I haven't had a cigarette in 7.5 yrs but still LOVE the smell of a burning cigarette and know I could start up at a moment's notice. I also know that if I had even one cigarette or probably even a couple of puffs, I start back up. I was a 2 pack/day + smoker so quitting was NOT easy.
As long as you WANT to quit, and I mean really want to quit, you will be able to do so. But if you only want to quit because of the cost, well, you'd be surprised what you might sacrifice otherwise just to support your habit. Believe me, I do know.... The only thing I didn't sacrifice were my horses and house pets but any thing else was fair game.
I remember when I said I'd quit when cigarettes got to $5.00/carton. I didn't and I honestly don't remember what they cost when I did quit 7.5+ yrs ago but I do remember making the drive to the Penbrook exit on the Thruway to go to the Indian Reservation and buying cigarettes by the case!
Good luck and I wish you well. It is one of the hardest addictions to quit but it is possible. I'll be jingling for you and will add a wish for you when I go out at night and wish on the stars!
Due to a country western song that came out "I'll Pray For You", I no longer offer up prayers.
Sometimes you have to burn a few bridges to keep the crazies from following you!

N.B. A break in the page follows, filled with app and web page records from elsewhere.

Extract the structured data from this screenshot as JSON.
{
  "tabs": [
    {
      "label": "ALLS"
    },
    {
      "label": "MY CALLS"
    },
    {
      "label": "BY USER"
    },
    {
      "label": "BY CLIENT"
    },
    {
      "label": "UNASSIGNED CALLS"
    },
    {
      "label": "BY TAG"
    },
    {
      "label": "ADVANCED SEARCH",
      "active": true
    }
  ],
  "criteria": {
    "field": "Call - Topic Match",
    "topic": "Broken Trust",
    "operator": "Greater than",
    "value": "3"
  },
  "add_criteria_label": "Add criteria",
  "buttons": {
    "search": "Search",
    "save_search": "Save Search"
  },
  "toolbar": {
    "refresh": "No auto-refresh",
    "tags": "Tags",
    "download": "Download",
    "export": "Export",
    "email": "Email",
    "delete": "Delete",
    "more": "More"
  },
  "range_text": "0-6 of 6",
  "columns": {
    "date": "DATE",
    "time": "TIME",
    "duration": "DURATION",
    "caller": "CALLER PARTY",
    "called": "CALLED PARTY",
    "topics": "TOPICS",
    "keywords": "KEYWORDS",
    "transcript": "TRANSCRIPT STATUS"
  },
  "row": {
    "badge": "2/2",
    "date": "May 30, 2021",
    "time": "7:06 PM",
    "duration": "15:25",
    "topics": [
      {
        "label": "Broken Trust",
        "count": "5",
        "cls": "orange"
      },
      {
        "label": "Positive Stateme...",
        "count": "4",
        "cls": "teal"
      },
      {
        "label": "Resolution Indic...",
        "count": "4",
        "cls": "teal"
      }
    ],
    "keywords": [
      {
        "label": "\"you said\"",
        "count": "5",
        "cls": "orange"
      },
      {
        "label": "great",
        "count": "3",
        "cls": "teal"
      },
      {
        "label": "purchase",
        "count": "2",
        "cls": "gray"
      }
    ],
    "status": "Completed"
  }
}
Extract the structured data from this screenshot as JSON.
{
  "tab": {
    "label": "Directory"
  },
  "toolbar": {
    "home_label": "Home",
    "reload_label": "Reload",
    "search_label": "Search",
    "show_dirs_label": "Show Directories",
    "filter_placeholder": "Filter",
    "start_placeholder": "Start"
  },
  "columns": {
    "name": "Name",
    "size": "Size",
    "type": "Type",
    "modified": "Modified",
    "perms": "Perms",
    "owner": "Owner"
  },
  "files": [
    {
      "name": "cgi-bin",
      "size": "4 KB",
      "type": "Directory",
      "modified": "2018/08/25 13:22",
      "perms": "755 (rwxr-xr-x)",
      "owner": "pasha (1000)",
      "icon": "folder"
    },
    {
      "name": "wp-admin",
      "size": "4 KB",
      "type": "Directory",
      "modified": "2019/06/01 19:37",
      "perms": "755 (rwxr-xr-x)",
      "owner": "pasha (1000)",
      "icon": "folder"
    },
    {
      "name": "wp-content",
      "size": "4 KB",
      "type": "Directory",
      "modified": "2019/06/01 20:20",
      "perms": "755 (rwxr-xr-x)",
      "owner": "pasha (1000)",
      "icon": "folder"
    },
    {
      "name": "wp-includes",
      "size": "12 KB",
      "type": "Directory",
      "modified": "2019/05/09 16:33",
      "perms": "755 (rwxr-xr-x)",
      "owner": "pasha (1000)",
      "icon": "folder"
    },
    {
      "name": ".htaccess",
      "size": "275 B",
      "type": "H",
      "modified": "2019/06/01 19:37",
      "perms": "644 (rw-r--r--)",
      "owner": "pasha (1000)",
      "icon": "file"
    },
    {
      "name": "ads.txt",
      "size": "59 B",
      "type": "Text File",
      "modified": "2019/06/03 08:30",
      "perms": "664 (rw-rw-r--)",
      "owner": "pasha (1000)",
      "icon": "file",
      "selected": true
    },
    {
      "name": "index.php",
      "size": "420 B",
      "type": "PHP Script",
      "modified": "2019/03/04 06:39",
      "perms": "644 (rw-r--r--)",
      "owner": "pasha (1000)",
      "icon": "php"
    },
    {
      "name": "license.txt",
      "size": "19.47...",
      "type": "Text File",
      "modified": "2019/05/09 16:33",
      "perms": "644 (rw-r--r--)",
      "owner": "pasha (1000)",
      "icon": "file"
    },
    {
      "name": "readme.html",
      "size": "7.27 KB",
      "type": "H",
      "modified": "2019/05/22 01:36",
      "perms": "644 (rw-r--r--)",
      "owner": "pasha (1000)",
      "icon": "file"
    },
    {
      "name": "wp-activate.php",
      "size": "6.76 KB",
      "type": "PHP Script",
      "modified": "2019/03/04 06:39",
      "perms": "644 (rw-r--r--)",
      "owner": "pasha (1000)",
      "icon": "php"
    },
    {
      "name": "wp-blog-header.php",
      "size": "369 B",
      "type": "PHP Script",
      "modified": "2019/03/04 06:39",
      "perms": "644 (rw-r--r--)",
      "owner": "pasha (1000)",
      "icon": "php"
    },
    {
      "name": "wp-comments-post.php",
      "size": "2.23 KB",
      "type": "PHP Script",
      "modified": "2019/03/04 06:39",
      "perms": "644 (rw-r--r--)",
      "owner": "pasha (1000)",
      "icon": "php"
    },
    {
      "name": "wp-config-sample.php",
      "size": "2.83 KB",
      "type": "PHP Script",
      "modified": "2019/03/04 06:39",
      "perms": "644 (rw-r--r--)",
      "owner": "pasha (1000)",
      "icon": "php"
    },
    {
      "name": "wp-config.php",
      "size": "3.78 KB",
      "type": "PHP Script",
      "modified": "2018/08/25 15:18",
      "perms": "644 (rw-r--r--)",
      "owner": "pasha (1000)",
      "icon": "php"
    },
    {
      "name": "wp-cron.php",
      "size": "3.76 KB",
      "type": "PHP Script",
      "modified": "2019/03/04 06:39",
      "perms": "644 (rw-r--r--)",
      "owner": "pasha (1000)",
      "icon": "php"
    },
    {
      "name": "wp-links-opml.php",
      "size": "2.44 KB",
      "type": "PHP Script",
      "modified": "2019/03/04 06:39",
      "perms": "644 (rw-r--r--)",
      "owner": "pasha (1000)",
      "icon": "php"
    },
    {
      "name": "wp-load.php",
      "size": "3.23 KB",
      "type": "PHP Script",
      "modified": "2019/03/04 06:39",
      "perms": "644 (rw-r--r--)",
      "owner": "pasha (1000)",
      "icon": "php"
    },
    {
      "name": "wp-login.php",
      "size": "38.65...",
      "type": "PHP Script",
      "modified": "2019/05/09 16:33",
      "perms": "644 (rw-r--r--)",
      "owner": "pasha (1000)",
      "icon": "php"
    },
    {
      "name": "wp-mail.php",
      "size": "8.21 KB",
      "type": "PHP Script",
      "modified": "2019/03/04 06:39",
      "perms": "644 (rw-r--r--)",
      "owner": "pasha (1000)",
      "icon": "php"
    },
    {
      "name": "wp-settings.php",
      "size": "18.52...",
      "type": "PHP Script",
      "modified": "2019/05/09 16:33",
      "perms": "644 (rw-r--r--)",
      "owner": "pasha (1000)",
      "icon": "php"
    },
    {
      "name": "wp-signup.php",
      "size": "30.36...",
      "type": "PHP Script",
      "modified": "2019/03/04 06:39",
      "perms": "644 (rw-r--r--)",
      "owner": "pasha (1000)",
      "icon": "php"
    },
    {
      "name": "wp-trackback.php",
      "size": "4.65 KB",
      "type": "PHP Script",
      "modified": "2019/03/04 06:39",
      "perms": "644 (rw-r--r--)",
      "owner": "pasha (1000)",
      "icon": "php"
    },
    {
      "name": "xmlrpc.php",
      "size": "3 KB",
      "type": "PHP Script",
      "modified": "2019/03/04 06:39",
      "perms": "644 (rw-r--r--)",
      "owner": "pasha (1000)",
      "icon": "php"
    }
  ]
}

I went to whyquit.com and read everything they had to offer about the physiology of nicotine addiction and once I totally understood what would happen when I quit, it was quite easy and I had smoked for a million years.
Good luck to you, its the best thing you can do for yourself!
My boyfriend (2 pack a day smoker for 30 years) quit 3 times. He also genuinely LOVED to smoke.
The first two times, he lasted about a year. The third time he used Chantix. He took it for almost a year (tried to stop it sooner and really WANTED to smoke so doc said to restart the meds) and has been smoke free for 4 years now.
He did smoke for the first week he took the meds (as directed) and then used the patch (all 3 steps) after that for a few months. I know it's unusual to use the drug this way but it was all under a doctor's supervision.
We made sure he always had hard candy in his truck, anything to keep his mouth busy
Chantix CAN give you nasty side effects.
I used Buproprion. Worked great.
Hypnosis did not work for anyone I know.
One of my siblings is an Oncology nurse. She says her patients made her quit. Really gross to see what smoking does to people (and few of the family members quit after one of their own gets a smoking-related disease)
I have some things going for me. I am very strong willed. While I like smoking, I am starting to notice physical effects that I don't like. The cost is really the last straw. There is no smoking in my house, and super supportive wonderful husband is allergic to smoke and a cardio-pulmonary PT; he is very much rooting for me.
I have one friend who quite with "The Book"; effective for three years thus far. Several friends have used chantix successfully, including one woman whom I never EVER thought would quit, so that gives me hope.
I am going to put the money I would spend on cigarettes into savings for a horse. If that isn't an incentive, I don't know what is!
I'll call the doc on Tuesday. Thanks again for the ideas and good thoughts. And MSJ, I strongly suspect I am going to be intolerable to be around for a time. I'm barely tolerable as is!